Why don’t we eat insects?

I mean, of course, in the West. Insects are eaten widely elsewhere – around 2 billion people from ~80% of countries eat from 1,900 varieties. For example, autochthonous Australians eat a range of insects and larvae, including the ones in the picture, a much sought after honey-ant. As well as the famous witchetty (witjuti) grub (almond-like raw, chicken-like roasted). This is theoretical to the writer – I haven’t tasted either, but neither do they turn up in the local convenience store.

So what problem does the West have with insects? I think it’s disgust. There is no single food that can sustain us by itself, but it is our culture that defines what we eat (the words ‘taste’ and ‘culture’ share a common meaning). Foods eaten by one culture, such as insects, can trigger disgust in another. Of all the human emotions, disgust is the only one that has to be learned (and next to impossible to unlearn) – it is not innate. We learn disgust from watching others. It is not the same thing as distaste, which is a biological mechanism for avoiding foods that are potentially harmful (such as rotting food).

Are insects even ‘food’ ? In fact, nearly all insects have exceptional nutritional value.  According to the 2013 Food and Agriculture Organisation (FAO) report Edible Insects: Future Prospects for Food and Feed Security, insects “provide satisfactory amounts of energy and protein, meet amino acid requirements for humans, are high in monounsaturated and/or polyunsaturated fatty acids, and are rich in micronutrients such as copper, iron, magnesium, manganese, phosphorous, selenium and zinc, as well as riboflavin, pantothenic acid, biotin and, in some cases, folic acid ”

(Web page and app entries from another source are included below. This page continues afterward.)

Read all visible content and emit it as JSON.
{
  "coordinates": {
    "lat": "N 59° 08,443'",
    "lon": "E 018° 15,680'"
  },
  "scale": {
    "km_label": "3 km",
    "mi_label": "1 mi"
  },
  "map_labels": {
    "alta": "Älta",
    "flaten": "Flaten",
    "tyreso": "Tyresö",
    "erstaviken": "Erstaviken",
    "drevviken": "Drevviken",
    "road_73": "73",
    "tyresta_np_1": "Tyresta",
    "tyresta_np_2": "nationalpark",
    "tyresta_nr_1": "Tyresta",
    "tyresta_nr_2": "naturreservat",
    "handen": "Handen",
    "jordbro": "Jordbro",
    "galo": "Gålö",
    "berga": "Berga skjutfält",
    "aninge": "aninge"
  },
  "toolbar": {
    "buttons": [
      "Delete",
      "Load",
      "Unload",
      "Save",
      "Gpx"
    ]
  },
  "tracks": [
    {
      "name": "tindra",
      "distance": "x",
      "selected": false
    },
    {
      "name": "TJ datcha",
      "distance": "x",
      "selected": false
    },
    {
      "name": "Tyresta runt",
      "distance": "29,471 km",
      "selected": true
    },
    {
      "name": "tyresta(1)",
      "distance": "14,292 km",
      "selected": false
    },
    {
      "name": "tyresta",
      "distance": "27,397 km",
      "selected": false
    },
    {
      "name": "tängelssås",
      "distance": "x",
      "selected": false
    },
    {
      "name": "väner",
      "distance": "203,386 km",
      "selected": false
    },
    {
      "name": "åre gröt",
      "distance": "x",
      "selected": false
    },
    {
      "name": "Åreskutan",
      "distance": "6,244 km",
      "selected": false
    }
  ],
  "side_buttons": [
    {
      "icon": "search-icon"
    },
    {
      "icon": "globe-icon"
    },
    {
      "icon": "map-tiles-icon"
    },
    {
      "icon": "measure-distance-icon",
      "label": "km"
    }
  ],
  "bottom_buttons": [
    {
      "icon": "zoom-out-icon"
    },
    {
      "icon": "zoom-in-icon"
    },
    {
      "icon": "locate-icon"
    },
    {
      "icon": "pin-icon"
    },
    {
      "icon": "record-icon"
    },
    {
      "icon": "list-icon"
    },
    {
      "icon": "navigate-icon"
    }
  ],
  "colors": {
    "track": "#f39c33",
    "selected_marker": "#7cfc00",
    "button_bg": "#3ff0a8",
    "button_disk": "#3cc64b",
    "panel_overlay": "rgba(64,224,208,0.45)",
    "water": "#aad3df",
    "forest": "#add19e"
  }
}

The protein and iron content of insects is comparable to, and often much greater than, that of beef. Beef has an iron content of ~6mg per 100g, while that of the mopane capterpillar, for example, is 31–77mg, and that of locusts  8-20mg. While iron deficiency is not an issue with a western diet, according to the WHO it is the world’s most widespread nutritional disorder in developing countries.

Insects are arthropods, and so are crustaceans. Crustaceans can be thought of as sea insects. Look at a prawn or a lobster to see the similarity. Yet we have no problem with eating crustaceans, while expressing disgust with terrestrial arthropods. Think of locusts as ‘sky prawns‘ instead.

While not consuming insects, we happily eat insect byproducts. Honey for example. If you think about how honey is produced it is probably disgusting (repeatedly regurgitated and re-eaten until enzymes in worker bees’ stomachs have broken down the nectar into simple sugars). Honey is bee vomit. But it is culturally accepted and we aren’t bothered by its production process.

Quite recently, insects have drawn the attention of the world’s top chefs, notably René Redzepi in Copenhagen, and Alex Atala in Brazil. René’s Nordic Food Lab has been funded by the Norwegian government to expand their research into insect gastronomy. The Nordic Food Lab is working to make insects delicious to the Western palate and suitable for its culinary culture. The project is called “‘Discerning Taste: Deliciousness as an Argument for Entomophagy’.”

One of their more cheeky creations is the “chimp stick” – a shaved liquorice root, brushed with honey, and studded with fruits, seeds, crushed grains, leaves, flowers – and ants. Just like our chimpanzee relatives would eat, sticking a twig into a honey-ants’ nest.

 

chimp stick II

Some other examples:

Moth mousse

Moth Mouse

Cricket broth and roasted locust

cricket broth

Bee larvae granola

Bee larvae granola

Alex Atala serves a sweet lemongrass-flavoured ant embedded in a clear gel – just like it had been preserved in amber, while simultaneously separating the antiness from the eater. Other times it is just an ant – served on pineapple.

Ant pineapple

Insects are nutritious, sustainable and presumably tasty. Besides, they get the last word and eat us when we die. So, we might as well get in there first.